FORMER England youth goalkeeper Ted Smith has announced his retirement at the age of 24.The shot-stopper – who represented the Three Lions at under 18, 19 and 20 level – featured for Tottenham last summer after he was released from Southend.3 Ted Smith, pictured here in 2015 featuring for England’s U20s, was called time on his career3 Ted Smith struggled with the social media criticisms of being a professional footballerCredit: Press Association ImagesJose Mourinho’s side were said to be close to completing a deal for Smith in January only for the keeper to decide that the pressures of football are not for him.He told the Telegraph: “It wasn’t me. It wasn’t what I enjoyed.“I love the game and the training side of it but when it came to matchday pressures, it was always a bit too much for me. It was a long-time coming but I’m getting my head around it.“In your head you’re telling people that you’re giving up a job that is everyone’s dream. I suppose that is the hard bit.”One of the goalkeepers Smith was usurped by at Southend was fellow academy kid Nathan Bishop, who has since joined Manchester United.The former England Under-20’s progress was hampered by a shoulder injury that sidelined him for 18 months and he revealed that he suffered badly from social media abuse.I tried so hard to go into a game enjoying it but couldn’t. I tried everything. I built up that fear of playing a game for so longTed SmithSmith added: “After a game I’d go back and look on social media straight away and see what people were saying.“For 90 per cent of the time there was nothing but if there were two or three comments after a bad game, I’d hold onto it if I got criticised. It would affect me during the week. Instead of looking at the positives, the negatives would niggle at me.“You should enjoy games. It wasn’t for want of trying. I tried so hard to go into a game enjoying it but couldn’t. I tried everything. I built up that fear of playing a game for so long. I just can’t switch that off.“I saw a sports psychologist. Deep down if I had a match I wouldn’t be excited. It would be the initial thought of dread and then it ingrained in me that I couldn’t get my head around it.“There might be other people in this situation. I don’t know how many.“I hope what I say can help other people realise there is more to life than putting yourself through the stresses of a football game.”Most Read in FootballTHROUGH ITRobbie Keane reveals Claudine’s father was ’50-50′ in coronavirus battleTOP SELLERGavin Whelan has gone from League of Ireland to David Beckham’s InstagramPicturedAN EYEFULMeet Playboy model and football agent Anamaria Prodan bidding to buy her own clubI SAW ROORodallega saw Rooney ‘drinking like madman’ & Gerrard ‘on bar dancing shirtless’ExclusiveRIYAD RAIDMan City’s Riyad Mahrez has three luxury watches stolen in £500,000 raidSmith made his senior debut for Southend in League Two in the 2014-15 season and was an unused substitute in the playoff final as the Shrimpers sealed promotion.The academy graduate made his proper breakthrough two seasons later, making 19 League One appearances in the 2016-17 season.He swiftly fell back down the pecking order though, making only one outing last season in the EFL Trophy.3 Smith, pictured here in action for Southend, fell out of love with the gameBale recreates iconic Champions League final goal in living room as Real Madrid star attempts ‘2.6 Challenge’ for NHS

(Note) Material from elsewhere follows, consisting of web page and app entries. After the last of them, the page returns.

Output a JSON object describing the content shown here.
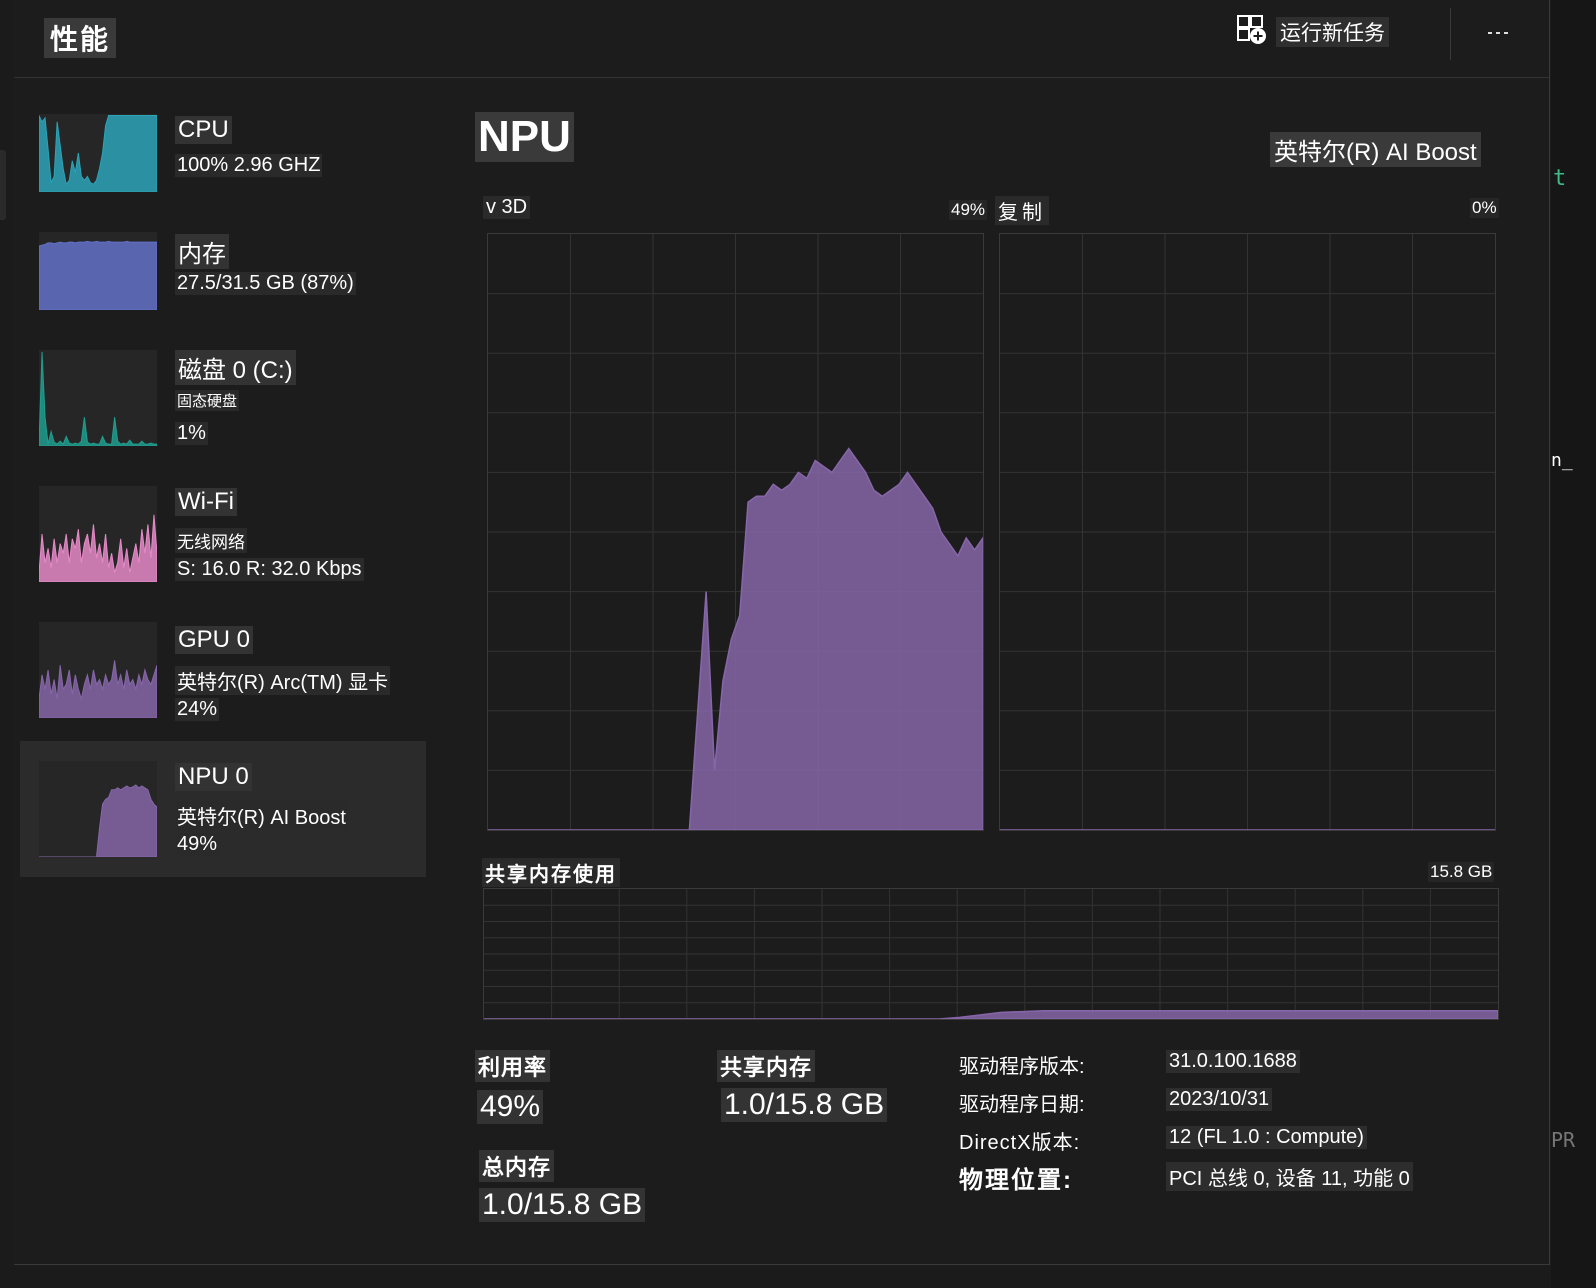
{
  "header": {
    "title": "性能",
    "run_task_label": "运行新任务",
    "more_label": "..."
  },
  "sidebar": {
    "items": [
      {
        "title": "CPU",
        "line1": "100% 2.96 GHZ",
        "line2": "",
        "color": "#2ba3b8",
        "series": [
          0.98,
          0.9,
          0.95,
          0.55,
          0.12,
          0.2,
          0.9,
          0.6,
          0.3,
          0.1,
          0.15,
          0.4,
          0.25,
          0.5,
          0.2,
          0.15,
          0.2,
          0.12,
          0.1,
          0.15,
          0.3,
          0.5,
          0.85,
          0.98,
          0.98,
          0.98,
          0.98,
          0.98,
          0.98,
          0.98,
          0.98,
          0.98,
          0.98,
          0.98,
          0.98,
          0.98,
          0.98,
          0.98,
          0.98,
          0.98
        ]
      },
      {
        "title": "内存",
        "line1": "27.5/31.5 GB (87%)",
        "line2": "",
        "color": "#6371c8",
        "series": [
          0.82,
          0.83,
          0.84,
          0.86,
          0.86,
          0.85,
          0.86,
          0.87,
          0.86,
          0.86,
          0.87,
          0.87,
          0.86,
          0.87,
          0.87,
          0.87,
          0.88,
          0.87,
          0.87,
          0.88,
          0.87,
          0.87,
          0.87,
          0.88,
          0.87,
          0.87,
          0.87,
          0.87,
          0.87,
          0.88,
          0.87,
          0.87,
          0.87,
          0.87,
          0.87,
          0.87,
          0.87,
          0.87,
          0.87,
          0.87
        ]
      },
      {
        "title": "磁盘 0 (C:)",
        "line1": "固态硬盘",
        "line2": "1%",
        "color": "#1f9e8f",
        "series": [
          0.02,
          0.98,
          0.3,
          0.02,
          0.15,
          0.04,
          0.02,
          0.05,
          0.02,
          0.1,
          0.03,
          0.02,
          0.03,
          0.02,
          0.05,
          0.3,
          0.04,
          0.02,
          0.03,
          0.02,
          0.02,
          0.1,
          0.03,
          0.02,
          0.02,
          0.3,
          0.05,
          0.02,
          0.03,
          0.02,
          0.06,
          0.02,
          0.02,
          0.02,
          0.05,
          0.02,
          0.02,
          0.03,
          0.02,
          0.02
        ]
      },
      {
        "title": "Wi-Fi",
        "line1": "无线网络",
        "line2": "S: 16.0 R: 32.0 Kbps",
        "color": "#e58ac8",
        "series": [
          0.1,
          0.5,
          0.2,
          0.35,
          0.15,
          0.45,
          0.2,
          0.4,
          0.3,
          0.5,
          0.2,
          0.45,
          0.35,
          0.55,
          0.2,
          0.4,
          0.5,
          0.3,
          0.6,
          0.25,
          0.4,
          0.2,
          0.5,
          0.15,
          0.3,
          0.1,
          0.2,
          0.45,
          0.15,
          0.35,
          0.1,
          0.25,
          0.4,
          0.2,
          0.55,
          0.3,
          0.6,
          0.25,
          0.7,
          0.3
        ]
      },
      {
        "title": "GPU 0",
        "line1": "英特尔(R) Arc(TM) 显卡",
        "line2": "24%",
        "color": "#8666a8",
        "series": [
          0.2,
          0.45,
          0.3,
          0.5,
          0.25,
          0.4,
          0.2,
          0.55,
          0.3,
          0.35,
          0.5,
          0.25,
          0.45,
          0.3,
          0.2,
          0.35,
          0.45,
          0.3,
          0.5,
          0.35,
          0.4,
          0.3,
          0.45,
          0.35,
          0.4,
          0.6,
          0.35,
          0.45,
          0.3,
          0.5,
          0.35,
          0.4,
          0.3,
          0.45,
          0.35,
          0.5,
          0.4,
          0.35,
          0.45,
          0.55
        ]
      },
      {
        "title": "NPU 0",
        "line1": "英特尔(R) AI Boost",
        "line2": "49%",
        "color": "#8666a8",
        "series": [
          0,
          0,
          0,
          0,
          0,
          0,
          0,
          0,
          0,
          0,
          0,
          0,
          0,
          0,
          0,
          0,
          0,
          0,
          0,
          0,
          0.3,
          0.55,
          0.6,
          0.62,
          0.7,
          0.7,
          0.72,
          0.7,
          0.72,
          0.74,
          0.72,
          0.73,
          0.75,
          0.72,
          0.74,
          0.72,
          0.7,
          0.6,
          0.55,
          0.52
        ]
      }
    ],
    "selected_index": 5
  },
  "main": {
    "title": "NPU",
    "device_name": "英特尔(R) AI Boost",
    "graph1": {
      "label": "v 3D",
      "value": "49%"
    },
    "graph2": {
      "label": "复制",
      "value": "0%"
    },
    "shared_graph": {
      "label": "共享内存使用",
      "value": "15.8 GB"
    },
    "stats": {
      "utilization_label": "利用率",
      "utilization_value": "49%",
      "shared_label": "共享内存",
      "shared_value": "1.0/15.8 GB",
      "total_label": "总内存",
      "total_value": "1.0/15.8 GB"
    },
    "details": [
      {
        "key": "驱动程序版本:",
        "value": "31.0.100.1688"
      },
      {
        "key": "驱动程序日期:",
        "value": "2023/10/31"
      },
      {
        "key": "DirectX版本:",
        "value": "12 (FL 1.0 : Compute)"
      },
      {
        "key": "物理位置:",
        "value": "PCI 总线 0, 设备 11, 功能 0"
      }
    ]
  },
  "colors": {
    "accent_npu": "#8666a8",
    "grid": "#333333",
    "background": "#1c1c1c"
  },
  "icons": {
    "run_task": "new-task-icon",
    "more": "more-horizontal-icon"
  },
  "edge_fragments": {
    "top": "t",
    "middle": "n_",
    "bottom": "PR"
  },
  "chart_data": [
    {
      "type": "area",
      "title": "v 3D",
      "ylabel": "",
      "ylim": [
        0,
        100
      ],
      "x": [
        0,
        1,
        2,
        3,
        4,
        5,
        6,
        7,
        8,
        9,
        10,
        11,
        12,
        13,
        14,
        15,
        16,
        17,
        18,
        19,
        20,
        21,
        22,
        23,
        24,
        25,
        26,
        27,
        28,
        29,
        30,
        31,
        32,
        33,
        34,
        35,
        36,
        37,
        38,
        39,
        40,
        41,
        42,
        43,
        44,
        45,
        46,
        47,
        48,
        49,
        50,
        51,
        52,
        53,
        54,
        55,
        56,
        57,
        58,
        59
      ],
      "series": [
        {
          "values": [
            0,
            0,
            0,
            0,
            0,
            0,
            0,
            0,
            0,
            0,
            0,
            0,
            0,
            0,
            0,
            0,
            0,
            0,
            0,
            0,
            0,
            0,
            0,
            0,
            0,
            0,
            0,
            0,
            0,
            0,
            0,
            0,
            0,
            0,
            0,
            0,
            0,
            0,
            0,
            0,
            0,
            0,
            0,
            0,
            0,
            0,
            0,
            0,
            0,
            0,
            0,
            0,
            0,
            0,
            0,
            0,
            0,
            0,
            0,
            0
          ]
        }
      ],
      "npu_values": [
        0,
        0,
        0,
        0,
        0,
        0,
        0,
        0,
        0,
        0,
        0,
        0,
        0,
        0,
        0,
        0,
        0,
        0,
        0,
        0,
        0,
        0,
        0,
        0,
        0,
        20,
        40,
        10,
        25,
        32,
        36,
        55,
        56,
        56,
        58,
        57,
        58,
        60,
        59,
        62,
        61,
        60,
        62,
        64,
        62,
        60,
        57,
        56,
        57,
        58,
        60,
        58,
        56,
        54,
        50,
        48,
        46,
        49,
        47,
        49
      ],
      "grid": true
    },
    {
      "type": "area",
      "title": "复制",
      "ylim": [
        0,
        100
      ],
      "series": [
        {
          "values": [
            0,
            0,
            0,
            0,
            0,
            0,
            0,
            0,
            0,
            0,
            0,
            0,
            0,
            0,
            0,
            0,
            0,
            0,
            0,
            0,
            0,
            0,
            0,
            0,
            0,
            0,
            0,
            0,
            0,
            0
          ]
        }
      ],
      "grid": true
    },
    {
      "type": "area",
      "title": "共享内存使用",
      "ylim": [
        0,
        15.8
      ],
      "series": [
        {
          "values": [
            0,
            0,
            0,
            0,
            0,
            0,
            0,
            0,
            0,
            0,
            0,
            0,
            0,
            0,
            0,
            0,
            0,
            0,
            0,
            0,
            0,
            0,
            0,
            0.2,
            0.5,
            0.8,
            0.9,
            1.0,
            1.0,
            1.0,
            1.0,
            1.0,
            1.0,
            1.0,
            1.0,
            1.0,
            1.0,
            1.0,
            1.0,
            1.0,
            1.0,
            1.0,
            1.0,
            1.0,
            1.0,
            1.0,
            1.0,
            1.0,
            1.0,
            1.0
          ]
        }
      ],
      "grid": true
    }
  ]
}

Viktor Mraz, the developer of the project, has already met with several Bundesliga clubs that are receptive to installing this remote environment. However, it must still be accepted by the German Football Federation (DFB). The creators of MeinApplaus.de selected PSD Bank Arena, headquarters of FSV Frankfurt, as the test stage for the live demo.And while deciding whether to install this revolutionary invention, what is already approved is the initiative of the fans of the Colonia, that they will ‘sit’ in their stands life-size photographs of those partners who want to “accompany” their players, upon payment of 19 euros. About 6,000 “tickets” have already been reserved. The big leagues are preparing to play in the coming months without spectators in the stands, but that does not mean that there will be no atmosphere. Technology can do it. The German computer company Herzenswerk is already working on the commercialization of the MeinApplaus.de application, thanks to which Fans who are watching the game on television can interact in real time with the stadium’s public address system. Only the subscribers of the local team may activate any of the four options (applause, whistles, preset chants or goal celebration) And, logically, the sound will come out louder from the speakers the more fans press the button.